For the past year and a half, we have been working closely with external evaluator Toni Porter to conduct a rigorous quantitative evaluation of All Our Kin’s impact on child care quality. The study (which was made possible by funding from the Grossman Family Foundation) compared the quality of care in the programs of family child care providers who were in All Our Kin’s network with that of similar providers who had no contact with All Our Kin. Trained outside observers visited all providers’ programs for approximately three hours each, evaluating them using two tools: the Family Child Care Environmental Rating Scale – Revised (FCCERS-R) and the Parenting Interactions with Children: Checklist of Observations Linked to Outcomes (PICCOLO). Both the FCCERS-R and the PICCOLO are nationally-recognized tools for measuring child care quality, and both are correlated with positive outcomes for children.
The results are in. The data show that All Our Kin providers significantly outperformed non-All Our Kin providers on measures of quality.
- All Our Kin providers scored, on average, 53 percent higher on the FCCERS-R, and 30 percent higher on the PICCOLO, than providers who were not associated with All Our Kin.
- All Our Kin providers performed particularly well on FCCERS-R subscales measuring Interactions and Listening & Talking.
- Sixty-four percent of All Our Kin providers scored 4 or higher on the FCCERS-R, compared to five percent of non-All Our Kin providers.

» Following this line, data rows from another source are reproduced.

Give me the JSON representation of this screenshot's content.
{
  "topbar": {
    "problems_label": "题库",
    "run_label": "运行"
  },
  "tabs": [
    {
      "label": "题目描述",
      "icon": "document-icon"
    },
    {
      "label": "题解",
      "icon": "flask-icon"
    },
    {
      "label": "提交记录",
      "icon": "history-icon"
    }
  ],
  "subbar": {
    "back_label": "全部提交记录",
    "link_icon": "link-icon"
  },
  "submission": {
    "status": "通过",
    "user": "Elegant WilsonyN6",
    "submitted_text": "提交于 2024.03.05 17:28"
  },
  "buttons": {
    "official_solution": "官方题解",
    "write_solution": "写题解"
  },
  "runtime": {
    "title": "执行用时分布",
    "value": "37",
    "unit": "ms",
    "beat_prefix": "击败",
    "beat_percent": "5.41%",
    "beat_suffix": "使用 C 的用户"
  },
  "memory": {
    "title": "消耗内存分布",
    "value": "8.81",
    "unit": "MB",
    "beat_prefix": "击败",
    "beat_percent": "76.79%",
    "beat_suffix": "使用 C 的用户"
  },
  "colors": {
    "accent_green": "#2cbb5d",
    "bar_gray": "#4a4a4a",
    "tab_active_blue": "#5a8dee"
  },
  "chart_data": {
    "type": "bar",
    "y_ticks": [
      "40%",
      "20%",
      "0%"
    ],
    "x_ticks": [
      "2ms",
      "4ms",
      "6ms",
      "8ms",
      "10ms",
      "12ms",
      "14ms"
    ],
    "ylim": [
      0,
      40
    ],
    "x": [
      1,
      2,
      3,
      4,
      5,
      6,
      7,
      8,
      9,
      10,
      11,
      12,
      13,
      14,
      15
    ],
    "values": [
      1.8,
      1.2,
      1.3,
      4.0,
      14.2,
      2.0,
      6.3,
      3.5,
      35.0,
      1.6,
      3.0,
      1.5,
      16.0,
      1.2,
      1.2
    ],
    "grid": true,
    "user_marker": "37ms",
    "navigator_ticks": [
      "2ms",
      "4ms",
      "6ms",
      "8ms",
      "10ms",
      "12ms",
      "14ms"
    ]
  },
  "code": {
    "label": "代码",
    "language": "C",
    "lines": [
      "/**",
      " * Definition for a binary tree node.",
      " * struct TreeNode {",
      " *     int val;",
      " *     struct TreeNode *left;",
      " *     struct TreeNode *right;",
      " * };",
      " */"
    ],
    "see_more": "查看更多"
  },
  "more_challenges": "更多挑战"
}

- All Our Kin providers’ average scores on the PICCOLO’s Teaching subscale were 76% higher than those of the comparison providers.
- Twenty-nine percent of All Our Kin providers were rated “good” to “excellent” on global quality compared to five percent of non-All Our Kin providers. Other studies using the same research tools have found that just seven to nine percent of family child care providers rate as “good” to “excellent.”

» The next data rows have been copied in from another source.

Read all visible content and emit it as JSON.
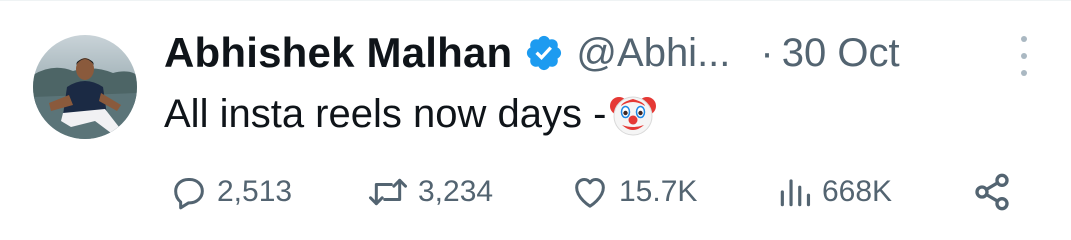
{
  "tweet": {
    "author_name": "Abhishek Malhan",
    "handle": "@Abhi...",
    "separator": "·",
    "date": "30 Oct",
    "text": "All insta reels now days -",
    "emoji": "clown-face-emoji"
  },
  "actions": {
    "reply_count": "2,513",
    "retweet_count": "3,234",
    "like_count": "15.7K",
    "view_count": "668K"
  },
  "icons": {
    "reply": "reply-icon",
    "retweet": "retweet-icon",
    "like": "heart-icon",
    "views": "views-icon",
    "share": "share-icon",
    "verified": "verified-badge-icon",
    "more": "more-options-icon"
  },
  "colors": {
    "text": "#0f1419",
    "secondary": "#536471",
    "verified": "#1d9bf0"
  }
}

- Fifty percent of All Our Kin providers intended to stay in the field of family child care “as long as possible,” compared to seven percent of the comparison providers. Intention to remain in the field has been shown to be an important correlate of quality.
These results back up what we have been saying all along: that investing in family child care providers creates a measurable difference in child care quality for our communities’ youngest and most vulnerable children.

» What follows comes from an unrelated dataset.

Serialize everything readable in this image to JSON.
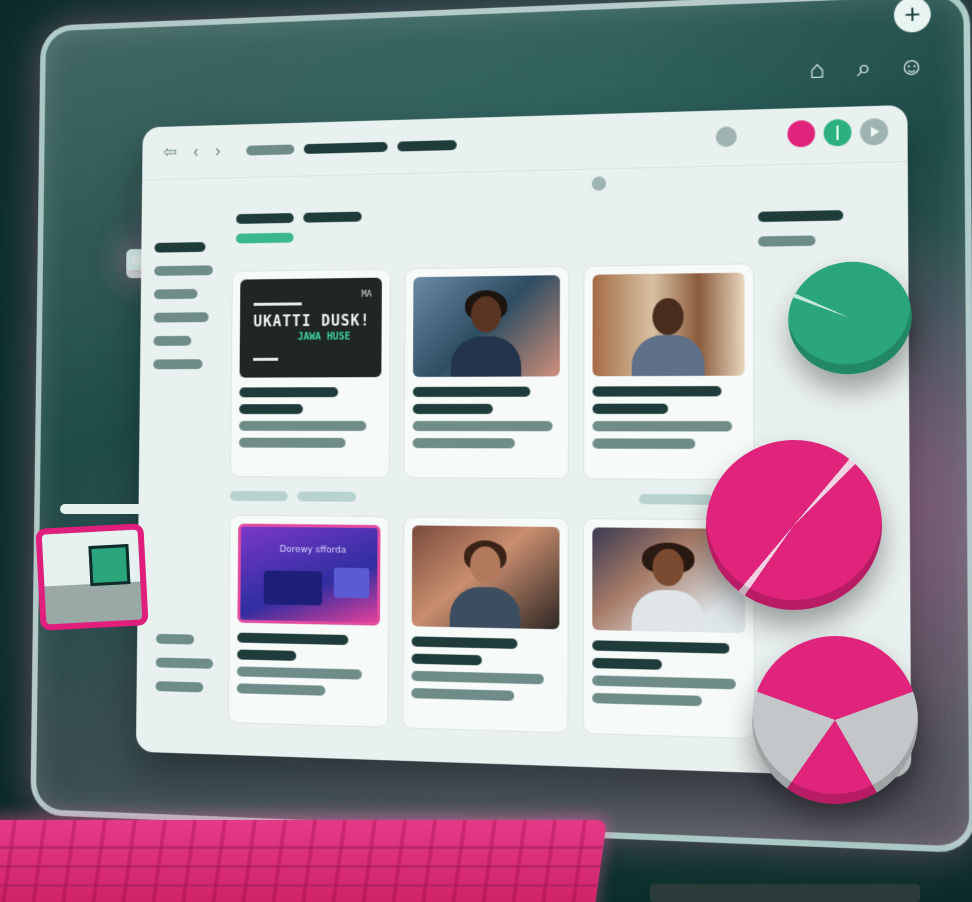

“All Our Kin has always been deeply invested in evaluation, and this study is exciting because it takes our work to the next level,” says Kayla Reiman, All Our Kin Research & Evaluation Fellow and co-author of the report. “We hired an external evaluator who is highly respected in the field, trained multiple observers with no previous affiliation with All Our Kin, and compared All Our Kin providers to other providers with similar demographic characteristics and from similar cities in Connecticut. Because research on family child care is limited, this rigorous study makes a valuable contribution to the field.”